without Internet Explorer,
in 1280 x 960 resolution
Depending on who you believe, Tales from the Thousand Lakes is either the point where Amorphis sold out, or where they produced one of the all time great melodic death metal albums. Truth is, neither are correct. Tales is a transitional album, a midway between the brilliant atmospheric doomy DM of The Karelian Isthmus, and the ambitious riff-tastic progressive masterpiece Elegy. Tales takes elements from both but compromises too much of their earlier style for a newer aesthetic not fully mastered.
To be honest, how this is cited by anyone as Amorphis' best is beyond me. The production is really subpar for the era, which is even more disappointing given that The Karelian Isthmus is a shining example of almost perfect production. Tomi Koivusaari's vocals are lacking in intensity and, without the cleans of Pasi Koskinen as a contrast, become fairly monotonous. The lyrics are embarassingly awful, although given the unintelligibility of the vocals, this is not the most critical flaw.
That honour belongs to the riffs, which are unoriginal and unmemorable, and even more so when compared to the preceding and subsequent albums. The Karelian Isthmus was chock-full of simple, slow, atmospheric and memorable riffs, and Elegy showed the emergence and mastery of a new style, blazing, melodic and catchy. Tales shows this latter style trying to emerge, but these riffs are same-ish, too often chuggy and when a good one finally does appear, it gets drenched by goofy sounded keys (Black Winter Day being a perfect example). There are some decent leads here and there, but they lose impact when the rhythm guitars are so often going chug-chug-chug underneath.

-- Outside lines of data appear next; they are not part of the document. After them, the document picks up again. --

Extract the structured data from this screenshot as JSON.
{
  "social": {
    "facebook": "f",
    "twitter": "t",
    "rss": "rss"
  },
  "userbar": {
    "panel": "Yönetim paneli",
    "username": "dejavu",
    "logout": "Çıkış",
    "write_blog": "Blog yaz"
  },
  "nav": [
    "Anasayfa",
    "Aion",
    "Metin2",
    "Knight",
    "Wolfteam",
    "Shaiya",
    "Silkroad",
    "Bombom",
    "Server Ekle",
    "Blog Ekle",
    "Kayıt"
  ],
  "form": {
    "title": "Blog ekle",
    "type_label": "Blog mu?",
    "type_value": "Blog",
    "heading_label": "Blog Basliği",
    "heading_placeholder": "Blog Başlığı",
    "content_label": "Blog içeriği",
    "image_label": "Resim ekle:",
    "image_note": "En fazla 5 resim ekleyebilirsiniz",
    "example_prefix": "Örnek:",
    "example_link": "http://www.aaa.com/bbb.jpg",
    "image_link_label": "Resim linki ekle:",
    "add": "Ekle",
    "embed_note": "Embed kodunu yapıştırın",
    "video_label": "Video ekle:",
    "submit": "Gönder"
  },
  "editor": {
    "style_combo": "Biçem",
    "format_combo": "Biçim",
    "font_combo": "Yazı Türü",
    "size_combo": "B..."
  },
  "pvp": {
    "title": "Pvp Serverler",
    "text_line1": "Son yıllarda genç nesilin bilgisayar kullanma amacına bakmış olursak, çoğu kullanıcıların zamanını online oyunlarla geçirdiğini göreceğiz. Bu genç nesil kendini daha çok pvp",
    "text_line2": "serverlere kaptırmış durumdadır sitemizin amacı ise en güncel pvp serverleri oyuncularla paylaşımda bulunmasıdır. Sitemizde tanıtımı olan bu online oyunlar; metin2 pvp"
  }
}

As for being a landmark of melodic death, this isn't anything which hadn't been done better by Eucharist and Sentenced. Only with the realisation of Elegy did Amorphis succeed in contributing something significant in this respect.